total), three quizzes (10% each), an end-term Final Exam (20%), and a Final Project (20%) for the
course. Our policy is that one (and only
one) homework during the entire term is allowed not to be handed in, at no loss
of credit. Furthermore, if you hand in all the homework, then we will drop the
lowest graded homework. Also, attendance and class interaction will provide an
additional 5% of the total grade.

**Homeworks****:**
To be prepared using LATEX (preferred) or WORD.

*Homework Rules:*

·
*Be sure to
provide enough details to convince, but try to keep
your answers to at most one or two pages.*

·
*It is OK
to answer a problem by stating it is open, but if so, please convincingly explain
the reasons you believe this.*

·
*It is
permitted to collaborate with your classmates, but please list your
collaborators with your homework solution.*

·
*There is
no credit given for homework past their due date.*

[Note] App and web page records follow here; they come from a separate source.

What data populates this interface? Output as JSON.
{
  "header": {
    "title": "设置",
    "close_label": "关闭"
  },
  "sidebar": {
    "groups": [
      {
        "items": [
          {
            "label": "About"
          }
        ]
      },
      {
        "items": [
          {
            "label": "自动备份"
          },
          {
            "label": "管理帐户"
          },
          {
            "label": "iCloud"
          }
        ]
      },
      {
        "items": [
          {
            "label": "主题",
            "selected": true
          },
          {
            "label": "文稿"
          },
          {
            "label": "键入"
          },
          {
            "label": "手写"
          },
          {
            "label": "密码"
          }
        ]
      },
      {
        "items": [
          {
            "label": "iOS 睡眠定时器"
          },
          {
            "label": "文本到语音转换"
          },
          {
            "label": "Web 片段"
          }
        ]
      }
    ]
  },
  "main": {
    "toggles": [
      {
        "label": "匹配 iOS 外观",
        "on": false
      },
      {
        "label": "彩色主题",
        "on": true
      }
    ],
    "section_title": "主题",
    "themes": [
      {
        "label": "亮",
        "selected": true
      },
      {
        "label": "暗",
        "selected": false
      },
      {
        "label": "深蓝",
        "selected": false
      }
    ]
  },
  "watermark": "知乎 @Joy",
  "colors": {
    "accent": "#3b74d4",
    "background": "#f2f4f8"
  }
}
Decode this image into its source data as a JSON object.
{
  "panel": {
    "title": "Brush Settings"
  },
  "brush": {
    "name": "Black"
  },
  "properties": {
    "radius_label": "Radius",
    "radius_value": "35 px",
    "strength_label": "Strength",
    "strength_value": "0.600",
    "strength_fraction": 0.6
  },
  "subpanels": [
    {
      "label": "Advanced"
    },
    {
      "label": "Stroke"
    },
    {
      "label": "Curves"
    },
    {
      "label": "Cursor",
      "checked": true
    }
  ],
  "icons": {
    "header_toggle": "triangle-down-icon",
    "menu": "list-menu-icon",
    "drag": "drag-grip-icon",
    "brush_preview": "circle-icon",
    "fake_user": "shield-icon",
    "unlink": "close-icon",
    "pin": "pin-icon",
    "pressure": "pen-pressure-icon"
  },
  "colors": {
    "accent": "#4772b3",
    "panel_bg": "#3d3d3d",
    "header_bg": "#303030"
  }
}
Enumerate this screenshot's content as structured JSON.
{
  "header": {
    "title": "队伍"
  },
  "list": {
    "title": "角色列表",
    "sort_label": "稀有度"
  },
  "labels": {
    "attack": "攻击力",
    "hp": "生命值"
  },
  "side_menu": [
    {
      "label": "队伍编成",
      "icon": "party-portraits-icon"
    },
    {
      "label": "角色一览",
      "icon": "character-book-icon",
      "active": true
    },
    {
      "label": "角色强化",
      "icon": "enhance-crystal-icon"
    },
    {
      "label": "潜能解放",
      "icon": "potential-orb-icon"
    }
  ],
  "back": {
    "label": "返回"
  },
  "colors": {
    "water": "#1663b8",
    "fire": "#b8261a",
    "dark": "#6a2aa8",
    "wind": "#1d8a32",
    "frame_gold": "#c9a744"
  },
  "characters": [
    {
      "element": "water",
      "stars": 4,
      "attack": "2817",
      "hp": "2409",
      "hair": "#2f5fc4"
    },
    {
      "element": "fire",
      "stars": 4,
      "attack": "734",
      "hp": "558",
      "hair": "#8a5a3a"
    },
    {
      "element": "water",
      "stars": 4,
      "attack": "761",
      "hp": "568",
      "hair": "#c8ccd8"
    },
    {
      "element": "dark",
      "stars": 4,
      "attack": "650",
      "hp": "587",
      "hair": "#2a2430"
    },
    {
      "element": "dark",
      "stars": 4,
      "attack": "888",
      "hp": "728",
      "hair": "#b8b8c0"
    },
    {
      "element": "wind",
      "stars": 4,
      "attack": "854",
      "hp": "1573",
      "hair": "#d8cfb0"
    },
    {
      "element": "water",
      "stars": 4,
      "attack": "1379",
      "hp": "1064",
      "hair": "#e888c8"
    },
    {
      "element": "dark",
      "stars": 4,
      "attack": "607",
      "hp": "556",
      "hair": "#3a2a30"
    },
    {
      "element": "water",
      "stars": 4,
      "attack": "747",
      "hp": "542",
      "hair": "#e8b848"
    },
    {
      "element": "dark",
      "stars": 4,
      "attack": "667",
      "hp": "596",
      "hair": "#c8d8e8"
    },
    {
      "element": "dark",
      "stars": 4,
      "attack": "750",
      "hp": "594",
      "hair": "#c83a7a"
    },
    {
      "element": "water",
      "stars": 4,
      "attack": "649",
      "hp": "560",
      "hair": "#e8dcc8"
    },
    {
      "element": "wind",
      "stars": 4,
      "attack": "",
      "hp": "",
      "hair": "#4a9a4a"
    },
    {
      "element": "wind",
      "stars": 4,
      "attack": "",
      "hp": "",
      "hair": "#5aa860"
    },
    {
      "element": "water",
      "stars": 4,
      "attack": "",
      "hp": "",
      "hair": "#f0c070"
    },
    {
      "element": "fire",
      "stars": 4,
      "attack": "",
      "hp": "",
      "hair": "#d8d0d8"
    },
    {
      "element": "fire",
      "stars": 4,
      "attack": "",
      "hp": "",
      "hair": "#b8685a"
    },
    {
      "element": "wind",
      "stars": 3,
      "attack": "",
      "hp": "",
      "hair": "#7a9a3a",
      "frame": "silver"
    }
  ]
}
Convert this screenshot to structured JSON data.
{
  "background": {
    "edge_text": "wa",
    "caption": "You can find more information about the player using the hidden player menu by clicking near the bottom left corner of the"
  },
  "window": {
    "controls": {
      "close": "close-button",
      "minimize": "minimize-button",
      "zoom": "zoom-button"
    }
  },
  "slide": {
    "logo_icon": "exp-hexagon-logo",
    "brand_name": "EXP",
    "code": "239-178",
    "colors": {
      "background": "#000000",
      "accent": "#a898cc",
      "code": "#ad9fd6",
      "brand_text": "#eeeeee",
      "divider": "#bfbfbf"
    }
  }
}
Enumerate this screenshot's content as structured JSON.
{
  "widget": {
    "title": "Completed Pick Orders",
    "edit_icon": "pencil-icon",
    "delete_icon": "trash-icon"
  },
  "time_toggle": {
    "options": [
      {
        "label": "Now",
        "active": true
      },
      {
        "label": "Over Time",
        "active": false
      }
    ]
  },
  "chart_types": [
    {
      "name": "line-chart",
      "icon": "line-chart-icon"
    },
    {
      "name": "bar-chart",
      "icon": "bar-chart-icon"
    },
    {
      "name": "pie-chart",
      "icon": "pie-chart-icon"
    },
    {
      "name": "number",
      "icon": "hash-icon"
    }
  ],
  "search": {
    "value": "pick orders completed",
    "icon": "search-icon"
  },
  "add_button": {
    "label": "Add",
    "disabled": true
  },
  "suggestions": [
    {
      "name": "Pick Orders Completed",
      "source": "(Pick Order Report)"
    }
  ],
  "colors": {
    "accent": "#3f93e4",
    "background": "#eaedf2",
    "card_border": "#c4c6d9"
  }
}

**Honor code: **For homework problems, discussion among
students is permitted, but students must write up solutions independently on
their own. discussion among students is permitted, but students must write up
solutions independently on their own. No materials or sources from prior years'
classes or from the Internet can be consulted. For details about what is
acceptable, see this honesty matrix.**
**

**Final Project:**

·
*The final
project is a short (approx. 12 pages) paper over viewing (definition of the
problem and terminology, and the details of some part of the proof) a prior
result in complexity theory.*

·
*The topic
is of your choice, and the instructor will provide guidance on relevant
literature. *

·
*Novel
topics and/or new research may result, but is not
necessarily required to still produce an excellent project paper.*